The reassurance of “one more hug” allows a little boy to take on fears, new challenges, and responsibilities as he grows into an older boy, adolescent, and finally young man.
Graceful gouache paintings delineate a child’s progress, from coping with the fear of a storm and a broken toy through the first time on a school bus, growing older and learning to climb a tree, ride a bike, play soccer, training with the track team, and, ultimately, driving away to life on his own. All the while, Mama is there to provide support and love, always with a special hug. Related in the past tense by Mama, the narrative reflects a nostalgic remembrance yet conveys the constant unbreakable bond between mother and child. “But even though you were older, you were still my boy. And you asked for… // one more hug before your big performance.” In a final sentimental reflection, Mama wonders if her now-adult son understands her pride and love for him and is happily rewarded with a surprise visit and “one more hug.” Children will enjoy reviewing the relatable illustrations of a growing child’s activities; however, it’s parents who will undoubtedly identify with the emotions. According to the author’s note, the intent is to assure parents that sons should be allowed to express their feelings.
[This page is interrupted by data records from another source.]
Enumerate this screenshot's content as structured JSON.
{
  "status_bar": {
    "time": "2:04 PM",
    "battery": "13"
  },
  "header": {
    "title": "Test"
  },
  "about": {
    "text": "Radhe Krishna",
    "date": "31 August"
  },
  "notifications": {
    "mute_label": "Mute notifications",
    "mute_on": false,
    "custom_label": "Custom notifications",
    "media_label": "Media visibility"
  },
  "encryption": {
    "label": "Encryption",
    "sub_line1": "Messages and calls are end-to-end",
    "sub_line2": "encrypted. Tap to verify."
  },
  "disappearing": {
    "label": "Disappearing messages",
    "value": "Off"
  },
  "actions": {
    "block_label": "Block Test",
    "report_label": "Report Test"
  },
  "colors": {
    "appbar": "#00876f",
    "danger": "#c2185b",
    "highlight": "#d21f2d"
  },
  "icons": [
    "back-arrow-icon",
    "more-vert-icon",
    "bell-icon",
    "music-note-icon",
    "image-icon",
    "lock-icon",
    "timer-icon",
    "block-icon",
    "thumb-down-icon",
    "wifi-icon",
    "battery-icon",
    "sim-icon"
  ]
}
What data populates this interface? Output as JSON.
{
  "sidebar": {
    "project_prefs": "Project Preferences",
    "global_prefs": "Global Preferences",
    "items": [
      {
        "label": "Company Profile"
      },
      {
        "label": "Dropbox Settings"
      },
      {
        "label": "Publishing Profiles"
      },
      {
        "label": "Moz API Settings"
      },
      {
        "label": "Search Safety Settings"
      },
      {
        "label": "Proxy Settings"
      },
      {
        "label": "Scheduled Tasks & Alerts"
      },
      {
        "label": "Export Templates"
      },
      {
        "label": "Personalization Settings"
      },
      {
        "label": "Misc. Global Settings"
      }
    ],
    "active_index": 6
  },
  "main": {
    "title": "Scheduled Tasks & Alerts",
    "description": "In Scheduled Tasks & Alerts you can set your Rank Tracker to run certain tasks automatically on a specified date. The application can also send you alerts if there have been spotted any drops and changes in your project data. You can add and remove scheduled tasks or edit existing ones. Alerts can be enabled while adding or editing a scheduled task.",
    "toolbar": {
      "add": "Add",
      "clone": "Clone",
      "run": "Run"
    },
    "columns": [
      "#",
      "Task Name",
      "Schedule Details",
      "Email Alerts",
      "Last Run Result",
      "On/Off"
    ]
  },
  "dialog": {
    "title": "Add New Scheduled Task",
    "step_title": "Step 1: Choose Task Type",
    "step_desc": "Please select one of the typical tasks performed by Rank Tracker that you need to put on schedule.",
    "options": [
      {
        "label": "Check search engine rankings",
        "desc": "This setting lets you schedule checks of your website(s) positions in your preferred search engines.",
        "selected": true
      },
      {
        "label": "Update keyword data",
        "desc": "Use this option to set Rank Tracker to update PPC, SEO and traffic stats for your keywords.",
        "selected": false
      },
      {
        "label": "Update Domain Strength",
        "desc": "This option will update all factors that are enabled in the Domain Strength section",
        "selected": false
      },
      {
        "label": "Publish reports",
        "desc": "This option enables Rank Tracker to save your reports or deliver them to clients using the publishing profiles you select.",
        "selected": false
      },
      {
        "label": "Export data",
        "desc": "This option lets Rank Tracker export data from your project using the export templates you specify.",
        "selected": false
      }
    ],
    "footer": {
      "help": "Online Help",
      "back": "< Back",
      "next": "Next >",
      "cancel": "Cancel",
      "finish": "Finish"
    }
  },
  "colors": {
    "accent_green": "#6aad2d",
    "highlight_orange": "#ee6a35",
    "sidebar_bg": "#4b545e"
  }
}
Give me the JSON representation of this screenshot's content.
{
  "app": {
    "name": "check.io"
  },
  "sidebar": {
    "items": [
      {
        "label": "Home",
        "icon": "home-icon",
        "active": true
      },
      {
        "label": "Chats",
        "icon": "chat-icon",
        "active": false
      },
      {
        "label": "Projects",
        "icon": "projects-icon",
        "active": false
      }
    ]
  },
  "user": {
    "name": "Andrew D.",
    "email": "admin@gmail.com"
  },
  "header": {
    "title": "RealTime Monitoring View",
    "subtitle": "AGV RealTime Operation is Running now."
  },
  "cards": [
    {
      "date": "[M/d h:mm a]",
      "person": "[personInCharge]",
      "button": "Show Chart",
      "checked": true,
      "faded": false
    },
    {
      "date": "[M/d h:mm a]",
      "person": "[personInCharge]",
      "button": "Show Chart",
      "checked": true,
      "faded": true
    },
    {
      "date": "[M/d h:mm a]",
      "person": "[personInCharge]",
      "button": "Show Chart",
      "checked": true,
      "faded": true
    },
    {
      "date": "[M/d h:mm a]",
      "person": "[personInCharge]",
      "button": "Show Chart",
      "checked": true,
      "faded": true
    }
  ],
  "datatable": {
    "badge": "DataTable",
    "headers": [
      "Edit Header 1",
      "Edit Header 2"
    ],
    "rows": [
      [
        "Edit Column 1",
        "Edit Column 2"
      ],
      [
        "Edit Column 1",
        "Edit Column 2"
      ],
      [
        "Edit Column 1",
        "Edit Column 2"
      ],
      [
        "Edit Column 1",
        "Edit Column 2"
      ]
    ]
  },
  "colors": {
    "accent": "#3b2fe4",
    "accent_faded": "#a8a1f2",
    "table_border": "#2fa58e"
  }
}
Both Mama and son are white.
Less pathological than Love You Forever but aimed at the same audience. (Picture book. 5-10)